LOS ANGELES – Before playing its final show on May 5, 1968, Buffalo Springfield released three studio albums on ATCO during an intense, two-year creative burst. Those albums – Buffalo Springfield, Buffalo Springfield Again, and Last Time Around – have been newly remastered from the original analog tapes under the auspices of Neil Young for the new boxed set: WHAT’S THAT SOUND? THE COMPLETE ALBUMS COLLECTION.
The set includes stereo mixes of all three albums, plus mono mixes for Buffalo Springfield and Buffalo Springfield Again, and will be available on June 29 from Rhino as a five-CD set for $39.98 and will also be on digital download and streaming services. High resolution streaming and downloads will be available through www.neilyoungarchives.com.

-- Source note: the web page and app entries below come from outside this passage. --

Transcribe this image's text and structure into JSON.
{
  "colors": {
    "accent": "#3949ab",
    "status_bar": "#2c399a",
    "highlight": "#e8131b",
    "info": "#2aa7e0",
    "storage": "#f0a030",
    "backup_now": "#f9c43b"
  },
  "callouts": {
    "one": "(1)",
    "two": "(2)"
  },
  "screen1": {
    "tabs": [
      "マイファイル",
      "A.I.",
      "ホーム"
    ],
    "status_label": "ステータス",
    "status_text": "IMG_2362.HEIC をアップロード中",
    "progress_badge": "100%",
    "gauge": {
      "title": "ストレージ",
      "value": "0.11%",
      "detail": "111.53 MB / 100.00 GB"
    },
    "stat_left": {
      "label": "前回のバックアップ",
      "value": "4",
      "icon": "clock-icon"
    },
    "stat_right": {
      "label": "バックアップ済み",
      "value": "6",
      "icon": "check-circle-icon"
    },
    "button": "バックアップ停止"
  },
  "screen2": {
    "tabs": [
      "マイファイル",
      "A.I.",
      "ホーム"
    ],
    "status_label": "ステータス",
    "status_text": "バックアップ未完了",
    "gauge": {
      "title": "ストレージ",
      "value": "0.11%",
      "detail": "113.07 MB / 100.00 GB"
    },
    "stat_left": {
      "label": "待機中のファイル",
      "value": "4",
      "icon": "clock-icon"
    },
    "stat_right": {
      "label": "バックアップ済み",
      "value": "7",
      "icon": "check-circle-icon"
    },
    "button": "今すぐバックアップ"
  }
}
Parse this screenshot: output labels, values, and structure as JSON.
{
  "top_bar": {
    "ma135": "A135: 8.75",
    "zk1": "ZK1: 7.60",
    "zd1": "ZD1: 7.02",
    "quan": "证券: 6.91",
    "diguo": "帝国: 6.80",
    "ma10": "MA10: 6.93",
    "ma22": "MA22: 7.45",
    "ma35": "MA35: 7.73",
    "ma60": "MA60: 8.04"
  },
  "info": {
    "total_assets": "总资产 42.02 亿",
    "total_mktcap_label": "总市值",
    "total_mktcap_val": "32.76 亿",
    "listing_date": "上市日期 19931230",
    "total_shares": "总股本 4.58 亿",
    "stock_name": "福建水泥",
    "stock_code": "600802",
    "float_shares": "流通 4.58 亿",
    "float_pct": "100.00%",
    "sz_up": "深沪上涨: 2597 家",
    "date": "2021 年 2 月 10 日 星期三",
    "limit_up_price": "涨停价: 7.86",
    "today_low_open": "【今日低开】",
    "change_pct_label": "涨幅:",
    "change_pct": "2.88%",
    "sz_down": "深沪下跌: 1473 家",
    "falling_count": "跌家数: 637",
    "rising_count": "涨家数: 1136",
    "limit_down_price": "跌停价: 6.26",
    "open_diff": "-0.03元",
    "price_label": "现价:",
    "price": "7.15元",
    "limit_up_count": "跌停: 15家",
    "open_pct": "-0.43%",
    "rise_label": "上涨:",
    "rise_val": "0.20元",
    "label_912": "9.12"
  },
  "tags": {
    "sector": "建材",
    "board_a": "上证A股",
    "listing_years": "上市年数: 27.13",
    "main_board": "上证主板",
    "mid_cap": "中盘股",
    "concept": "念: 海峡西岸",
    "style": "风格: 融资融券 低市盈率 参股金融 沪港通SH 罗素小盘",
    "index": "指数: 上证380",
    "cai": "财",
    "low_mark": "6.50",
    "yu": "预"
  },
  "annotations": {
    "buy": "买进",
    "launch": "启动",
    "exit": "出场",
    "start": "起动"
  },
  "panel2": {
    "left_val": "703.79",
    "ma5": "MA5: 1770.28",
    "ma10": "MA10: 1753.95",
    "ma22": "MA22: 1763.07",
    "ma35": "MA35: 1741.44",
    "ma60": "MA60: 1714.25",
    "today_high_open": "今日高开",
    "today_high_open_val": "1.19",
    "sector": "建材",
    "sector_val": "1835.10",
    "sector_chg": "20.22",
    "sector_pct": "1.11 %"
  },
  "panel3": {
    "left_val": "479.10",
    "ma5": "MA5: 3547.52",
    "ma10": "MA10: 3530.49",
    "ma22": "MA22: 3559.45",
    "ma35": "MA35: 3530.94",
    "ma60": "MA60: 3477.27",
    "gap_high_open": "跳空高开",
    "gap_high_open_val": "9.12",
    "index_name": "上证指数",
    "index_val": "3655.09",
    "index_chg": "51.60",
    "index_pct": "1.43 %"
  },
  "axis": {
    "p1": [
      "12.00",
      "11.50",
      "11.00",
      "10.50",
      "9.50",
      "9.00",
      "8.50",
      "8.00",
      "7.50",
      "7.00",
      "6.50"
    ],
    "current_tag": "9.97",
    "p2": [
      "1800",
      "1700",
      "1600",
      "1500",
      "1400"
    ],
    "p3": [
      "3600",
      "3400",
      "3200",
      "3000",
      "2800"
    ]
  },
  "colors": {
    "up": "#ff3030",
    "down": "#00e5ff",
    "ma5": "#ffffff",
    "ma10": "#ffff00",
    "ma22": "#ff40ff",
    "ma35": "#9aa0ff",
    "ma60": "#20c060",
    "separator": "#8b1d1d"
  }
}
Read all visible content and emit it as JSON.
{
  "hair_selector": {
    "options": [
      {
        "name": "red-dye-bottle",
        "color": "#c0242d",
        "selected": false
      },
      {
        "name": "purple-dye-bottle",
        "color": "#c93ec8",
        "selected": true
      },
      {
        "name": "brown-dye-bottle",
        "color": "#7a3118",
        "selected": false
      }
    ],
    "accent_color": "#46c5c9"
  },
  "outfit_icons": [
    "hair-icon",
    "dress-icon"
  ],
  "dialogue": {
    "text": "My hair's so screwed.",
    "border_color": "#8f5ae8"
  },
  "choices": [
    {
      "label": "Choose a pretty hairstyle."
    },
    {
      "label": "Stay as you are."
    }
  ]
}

On the same date, the albums will also be released – for the first time ever – on 180-gram vinyl as part of a limited-edition set of 5,000 copies for $114.98. The 5-LP box features the same mono and stereo mixes as the CD set, presented in sleeves and gatefolds that faithfully re-create the original releases.
Stephen Stills, Neil Young, Richie Furay, Bruce Palmer and Dewey Martin played their first show together as Buffalo Springfield in 1966. The same year, the band recorded and released its self-titled debut, which included the iconic protest song, “For What It’s Worth,” featuring lyrics as poignant now as they were then, in addition to standouts like “Burned,” “Do I Have To Come Right Out And Say It,” and the band’s first single, “Nowadays Clancy Can’t Even Sing.”
The group spent the first half of 1967 making Buffalo Springfield Again, which was the first album to feature songs written by Furay (“A Child’s Claim To Fame.”) Stills and Young both contributed some all-time classics with “Bluebird” and “Rock And Roll Woman” from Stills, and “Mr. Soul” and “Expecting To Fly” from Young.
When Last Time Around came out in July 1968, the band members were in the midst of transitioning to new projects: Stills famously joined David Crosby and Graham Nash in CSN; Young went solo; and Furay started Poco with Jim Messina, who produced Last Time Around and played bass on two of the songs. Highlights abound on the album with Young’s “I Am A Child,” Furay’s “Kind Woman” and Stills’ “Uno Mundo.”